Assigned task
What the task requires is an exact printout of the listing below, pictures excluded.

Records supplied
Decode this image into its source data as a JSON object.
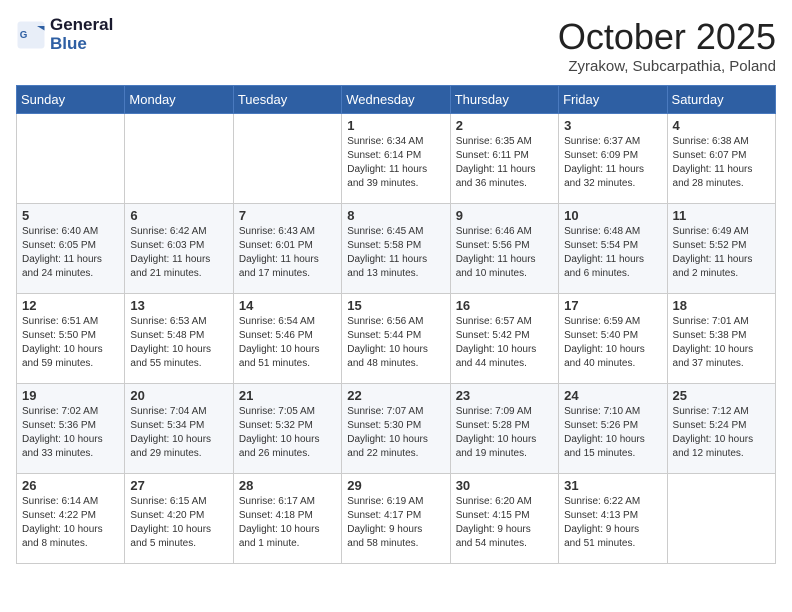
{
  "header": {
    "logo_line1": "General",
    "logo_line2": "Blue",
    "month": "October 2025",
    "location": "Zyrakow, Subcarpathia, Poland"
  },
  "days_of_week": [
    "Sunday",
    "Monday",
    "Tuesday",
    "Wednesday",
    "Thursday",
    "Friday",
    "Saturday"
  ],
  "weeks": [
    [
      {
        "day": "",
        "content": ""
      },
      {
        "day": "",
        "content": ""
      },
      {
        "day": "",
        "content": ""
      },
      {
        "day": "1",
        "content": "Sunrise: 6:34 AM\nSunset: 6:14 PM\nDaylight: 11 hours\nand 39 minutes."
      },
      {
        "day": "2",
        "content": "Sunrise: 6:35 AM\nSunset: 6:11 PM\nDaylight: 11 hours\nand 36 minutes."
      },
      {
        "day": "3",
        "content": "Sunrise: 6:37 AM\nSunset: 6:09 PM\nDaylight: 11 hours\nand 32 minutes."
      },
      {
        "day": "4",
        "content": "Sunrise: 6:38 AM\nSunset: 6:07 PM\nDaylight: 11 hours\nand 28 minutes."
      }
    ],
    [
      {
        "day": "5",
        "content": "Sunrise: 6:40 AM\nSunset: 6:05 PM\nDaylight: 11 hours\nand 24 minutes."
      },
      {
        "day": "6",
        "content": "Sunrise: 6:42 AM\nSunset: 6:03 PM\nDaylight: 11 hours\nand 21 minutes."
      },
      {
        "day": "7",
        "content": "Sunrise: 6:43 AM\nSunset: 6:01 PM\nDaylight: 11 hours\nand 17 minutes."
      },
      {
        "day": "8",
        "content": "Sunrise: 6:45 AM\nSunset: 5:58 PM\nDaylight: 11 hours\nand 13 minutes."
      },
      {
        "day": "9",
        "content": "Sunrise: 6:46 AM\nSunset: 5:56 PM\nDaylight: 11 hours\nand 10 minutes."
      },
      {
        "day": "10",
        "content": "Sunrise: 6:48 AM\nSunset: 5:54 PM\nDaylight: 11 hours\nand 6 minutes."
      },
      {
        "day": "11",
        "content": "Sunrise: 6:49 AM\nSunset: 5:52 PM\nDaylight: 11 hours\nand 2 minutes."
      }
    ],
    [
      {
        "day": "12",
        "content": "Sunrise: 6:51 AM\nSunset: 5:50 PM\nDaylight: 10 hours\nand 59 minutes."
      },
      {
        "day": "13",
        "content": "Sunrise: 6:53 AM\nSunset: 5:48 PM\nDaylight: 10 hours\nand 55 minutes."
      },
      {
        "day": "14",
        "content": "Sunrise: 6:54 AM\nSunset: 5:46 PM\nDaylight: 10 hours\nand 51 minutes."
      },
      {
        "day": "15",
        "content": "Sunrise: 6:56 AM\nSunset: 5:44 PM\nDaylight: 10 hours\nand 48 minutes."
      },
      {
        "day": "16",
        "content": "Sunrise: 6:57 AM\nSunset: 5:42 PM\nDaylight: 10 hours\nand 44 minutes."
      },
      {
        "day": "17",
        "content": "Sunrise: 6:59 AM\nSunset: 5:40 PM\nDaylight: 10 hours\nand 40 minutes."
      },
      {
        "day": "18",
        "content": "Sunrise: 7:01 AM\nSunset: 5:38 PM\nDaylight: 10 hours\nand 37 minutes."
      }
    ],
    [
      {
        "day": "19",
        "content": "Sunrise: 7:02 AM\nSunset: 5:36 PM\nDaylight: 10 hours\nand 33 minutes."
      },
      {
        "day": "20",
        "content": "Sunrise: 7:04 AM\nSunset: 5:34 PM\nDaylight: 10 hours\nand 29 minutes."
      },
      {
        "day": "21",
        "content": "Sunrise: 7:05 AM\nSunset: 5:32 PM\nDaylight: 10 hours\nand 26 minutes."
      },
      {
        "day": "22",
        "content": "Sunrise: 7:07 AM\nSunset: 5:30 PM\nDaylight: 10 hours\nand 22 minutes."
      },
      {
        "day": "23",
        "content": "Sunrise: 7:09 AM\nSunset: 5:28 PM\nDaylight: 10 hours\nand 19 minutes."
      },
      {
        "day": "24",
        "content": "Sunrise: 7:10 AM\nSunset: 5:26 PM\nDaylight: 10 hours\nand 15 minutes."
      },
      {
        "day": "25",
        "content": "Sunrise: 7:12 AM\nSunset: 5:24 PM\nDaylight: 10 hours\nand 12 minutes."
      }
    ],
    [
      {
        "day": "26",
        "content": "Sunrise: 6:14 AM\nSunset: 4:22 PM\nDaylight: 10 hours\nand 8 minutes."
      },
      {
        "day": "27",
        "content": "Sunrise: 6:15 AM\nSunset: 4:20 PM\nDaylight: 10 hours\nand 5 minutes."
      },
      {
        "day": "28",
        "content": "Sunrise: 6:17 AM\nSunset: 4:18 PM\nDaylight: 10 hours\nand 1 minute."
      },
      {
        "day": "29",
        "content": "Sunrise: 6:19 AM\nSunset: 4:17 PM\nDaylight: 9 hours\nand 58 minutes."
      },
      {
        "day": "30",
        "content": "Sunrise: 6:20 AM\nSunset: 4:15 PM\nDaylight: 9 hours\nand 54 minutes."
      },
      {
        "day": "31",
        "content": "Sunrise: 6:22 AM\nSunset: 4:13 PM\nDaylight: 9 hours\nand 51 minutes."
      },
      {
        "day": "",
        "content": ""
      }
    ]
  ]
}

Completed exercise
Decode this image into its source data as a JSON object.
{
  "header": {
    "logo_line1": "General",
    "logo_line2": "Blue",
    "month": "October 2025",
    "location": "Zyrakow, Subcarpathia, Poland"
  },
  "days_of_week": [
    "Sunday",
    "Monday",
    "Tuesday",
    "Wednesday",
    "Thursday",
    "Friday",
    "Saturday"
  ],
  "weeks": [
    [
      {
        "day": "",
        "content": ""
      },
      {
        "day": "",
        "content": ""
      },
      {
        "day": "",
        "content": ""
      },
      {
        "day": "1",
        "content": "Sunrise: 6:34 AM\nSunset: 6:14 PM\nDaylight: 11 hours\nand 39 minutes."
      },
      {
        "day": "2",
        "content": "Sunrise: 6:35 AM\nSunset: 6:11 PM\nDaylight: 11 hours\nand 36 minutes."
      },
      {
        "day": "3",
        "content": "Sunrise: 6:37 AM\nSunset: 6:09 PM\nDaylight: 11 hours\nand 32 minutes."
      },
      {
        "day": "4",
        "content": "Sunrise: 6:38 AM\nSunset: 6:07 PM\nDaylight: 11 hours\nand 28 minutes."
      }
    ],
    [
      {
        "day": "5",
        "content": "Sunrise: 6:40 AM\nSunset: 6:05 PM\nDaylight: 11 hours\nand 24 minutes."
      },
      {
        "day": "6",
        "content": "Sunrise: 6:42 AM\nSunset: 6:03 PM\nDaylight: 11 hours\nand 21 minutes."
      },
      {
        "day": "7",
        "content": "Sunrise: 6:43 AM\nSunset: 6:01 PM\nDaylight: 11 hours\nand 17 minutes."
      },
      {
        "day": "8",
        "content": "Sunrise: 6:45 AM\nSunset: 5:58 PM\nDaylight: 11 hours\nand 13 minutes."
      },
      {
        "day": "9",
        "content": "Sunrise: 6:46 AM\nSunset: 5:56 PM\nDaylight: 11 hours\nand 10 minutes."
      },
      {
        "day": "10",
        "content": "Sunrise: 6:48 AM\nSunset: 5:54 PM\nDaylight: 11 hours\nand 6 minutes."
      },
      {
        "day": "11",
        "content": "Sunrise: 6:49 AM\nSunset: 5:52 PM\nDaylight: 11 hours\nand 2 minutes."
      }
    ],
    [
      {
        "day": "12",
        "content": "Sunrise: 6:51 AM\nSunset: 5:50 PM\nDaylight: 10 hours\nand 59 minutes."
      },
      {
        "day": "13",
        "content": "Sunrise: 6:53 AM\nSunset: 5:48 PM\nDaylight: 10 hours\nand 55 minutes."
      },
      {
        "day": "14",
        "content": "Sunrise: 6:54 AM\nSunset: 5:46 PM\nDaylight: 10 hours\nand 51 minutes."
      },
      {
        "day": "15",
        "content": "Sunrise: 6:56 AM\nSunset: 5:44 PM\nDaylight: 10 hours\nand 48 minutes."
      },
      {
        "day": "16",
        "content": "Sunrise: 6:57 AM\nSunset: 5:42 PM\nDaylight: 10 hours\nand 44 minutes."
      },
      {
        "day": "17",
        "content": "Sunrise: 6:59 AM\nSunset: 5:40 PM\nDaylight: 10 hours\nand 40 minutes."
      },
      {
        "day": "18",
        "content": "Sunrise: 7:01 AM\nSunset: 5:38 PM\nDaylight: 10 hours\nand 37 minutes."
      }
    ],
    [
      {
        "day": "19",
        "content": "Sunrise: 7:02 AM\nSunset: 5:36 PM\nDaylight: 10 hours\nand 33 minutes."
      },
      {
        "day": "20",
        "content": "Sunrise: 7:04 AM\nSunset: 5:34 PM\nDaylight: 10 hours\nand 29 minutes."
      },
      {
        "day": "21",
        "content": "Sunrise: 7:05 AM\nSunset: 5:32 PM\nDaylight: 10 hours\nand 26 minutes."
      },
      {
        "day": "22",
        "content": "Sunrise: 7:07 AM\nSunset: 5:30 PM\nDaylight: 10 hours\nand 22 minutes."
      },
      {
        "day": "23",
        "content": "Sunrise: 7:09 AM\nSunset: 5:28 PM\nDaylight: 10 hours\nand 19 minutes."
      },
      {
        "day": "24",
        "content": "Sunrise: 7:10 AM\nSunset: 5:26 PM\nDaylight: 10 hours\nand 15 minutes."
      },
      {
        "day": "25",
        "content": "Sunrise: 7:12 AM\nSunset: 5:24 PM\nDaylight: 10 hours\nand 12 minutes."
      }
    ],
    [
      {
        "day": "26",
        "content": "Sunrise: 6:14 AM\nSunset: 4:22 PM\nDaylight: 10 hours\nand 8 minutes."
      },
      {
        "day": "27",
        "content": "Sunrise: 6:15 AM\nSunset: 4:20 PM\nDaylight: 10 hours\nand 5 minutes."
      },
      {
        "day": "28",
        "content": "Sunrise: 6:17 AM\nSunset: 4:18 PM\nDaylight: 10 hours\nand 1 minute."
      },
      {
        "day": "29",
        "content": "Sunrise: 6:19 AM\nSunset: 4:17 PM\nDaylight: 9 hours\nand 58 minutes."
      },
      {
        "day": "30",
        "content": "Sunrise: 6:20 AM\nSunset: 4:15 PM\nDaylight: 9 hours\nand 54 minutes."
      },
      {
        "day": "31",
        "content": "Sunrise: 6:22 AM\nSunset: 4:13 PM\nDaylight: 9 hours\nand 51 minutes."
      },
      {
        "day": "",
        "content": ""
      }
    ]
  ]
}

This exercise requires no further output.